Page and application data records:

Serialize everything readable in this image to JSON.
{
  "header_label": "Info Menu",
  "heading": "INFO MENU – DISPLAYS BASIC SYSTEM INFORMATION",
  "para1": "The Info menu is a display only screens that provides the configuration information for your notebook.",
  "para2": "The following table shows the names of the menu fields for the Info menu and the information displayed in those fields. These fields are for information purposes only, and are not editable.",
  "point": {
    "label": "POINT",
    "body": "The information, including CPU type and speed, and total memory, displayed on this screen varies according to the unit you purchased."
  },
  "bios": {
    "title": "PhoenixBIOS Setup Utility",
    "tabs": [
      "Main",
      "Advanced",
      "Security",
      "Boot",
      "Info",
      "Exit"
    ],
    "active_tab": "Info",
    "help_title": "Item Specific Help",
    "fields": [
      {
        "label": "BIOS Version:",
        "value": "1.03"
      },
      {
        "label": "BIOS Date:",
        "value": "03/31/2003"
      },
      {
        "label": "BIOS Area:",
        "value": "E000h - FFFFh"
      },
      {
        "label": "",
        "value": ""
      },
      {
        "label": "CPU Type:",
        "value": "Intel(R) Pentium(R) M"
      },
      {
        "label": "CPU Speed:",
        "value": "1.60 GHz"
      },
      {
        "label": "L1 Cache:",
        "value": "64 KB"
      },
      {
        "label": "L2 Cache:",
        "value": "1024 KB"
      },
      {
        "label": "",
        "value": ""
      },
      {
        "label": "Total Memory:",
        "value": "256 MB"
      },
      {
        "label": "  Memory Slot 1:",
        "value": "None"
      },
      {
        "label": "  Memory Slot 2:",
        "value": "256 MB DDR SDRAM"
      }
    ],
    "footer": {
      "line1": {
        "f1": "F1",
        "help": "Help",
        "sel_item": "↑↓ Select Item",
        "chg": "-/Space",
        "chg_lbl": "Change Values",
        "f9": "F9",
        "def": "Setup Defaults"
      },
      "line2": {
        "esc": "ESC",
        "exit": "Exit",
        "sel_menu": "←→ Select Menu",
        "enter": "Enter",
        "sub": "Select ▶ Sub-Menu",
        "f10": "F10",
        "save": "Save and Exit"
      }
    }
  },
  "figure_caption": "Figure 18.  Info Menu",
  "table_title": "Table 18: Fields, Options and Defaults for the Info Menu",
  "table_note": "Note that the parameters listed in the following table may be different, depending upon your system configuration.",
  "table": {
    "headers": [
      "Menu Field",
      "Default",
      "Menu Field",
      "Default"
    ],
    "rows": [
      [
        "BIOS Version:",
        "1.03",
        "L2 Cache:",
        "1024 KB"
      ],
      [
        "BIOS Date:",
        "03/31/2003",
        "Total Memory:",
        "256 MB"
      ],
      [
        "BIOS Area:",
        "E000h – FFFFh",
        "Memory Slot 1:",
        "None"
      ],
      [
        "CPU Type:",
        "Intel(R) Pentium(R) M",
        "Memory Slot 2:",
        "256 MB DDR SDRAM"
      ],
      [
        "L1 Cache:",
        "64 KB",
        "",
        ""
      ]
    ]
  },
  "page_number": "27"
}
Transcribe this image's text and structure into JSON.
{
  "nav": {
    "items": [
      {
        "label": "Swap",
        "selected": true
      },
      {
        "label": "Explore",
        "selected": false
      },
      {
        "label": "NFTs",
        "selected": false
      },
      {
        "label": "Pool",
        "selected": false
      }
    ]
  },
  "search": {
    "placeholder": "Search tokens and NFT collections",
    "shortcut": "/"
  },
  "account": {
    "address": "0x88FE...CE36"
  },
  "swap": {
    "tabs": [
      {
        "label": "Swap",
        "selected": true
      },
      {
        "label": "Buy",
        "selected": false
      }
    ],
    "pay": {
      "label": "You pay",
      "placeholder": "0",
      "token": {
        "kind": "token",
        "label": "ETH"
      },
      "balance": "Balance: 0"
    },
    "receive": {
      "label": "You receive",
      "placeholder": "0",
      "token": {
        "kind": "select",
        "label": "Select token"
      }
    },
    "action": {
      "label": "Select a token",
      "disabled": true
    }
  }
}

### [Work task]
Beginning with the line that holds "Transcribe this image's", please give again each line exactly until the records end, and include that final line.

### [Response]
Transcribe this image's text and structure into JSON.
{
  "nav": {
    "items": [
      {
        "label": "Swap",
        "selected": true
      },
      {
        "label": "Explore",
        "selected": false
      },
      {
        "label": "NFTs",
        "selected": false
      },
      {
        "label": "Pool",
        "selected": false
      }
    ]
  },
  "search": {
    "placeholder": "Search tokens and NFT collections",
    "shortcut": "/"
  },
  "account": {
    "address": "0x88FE...CE36"
  },
  "swap": {
    "tabs": [
      {
        "label": "Swap",
        "selected": true
      },
      {
        "label": "Buy",
        "selected": false
      }
    ],
    "pay": {
      "label": "You pay",
      "placeholder": "0",
      "token": {
        "kind": "token",
        "label": "ETH"
      },
      "balance": "Balance: 0"
    },
    "receive": {
      "label": "You receive",
      "placeholder": "0",
      "token": {
        "kind": "select",
        "label": "Select token"
      }
    },
    "action": {
      "label": "Select a token",
      "disabled": true
    }
  }
}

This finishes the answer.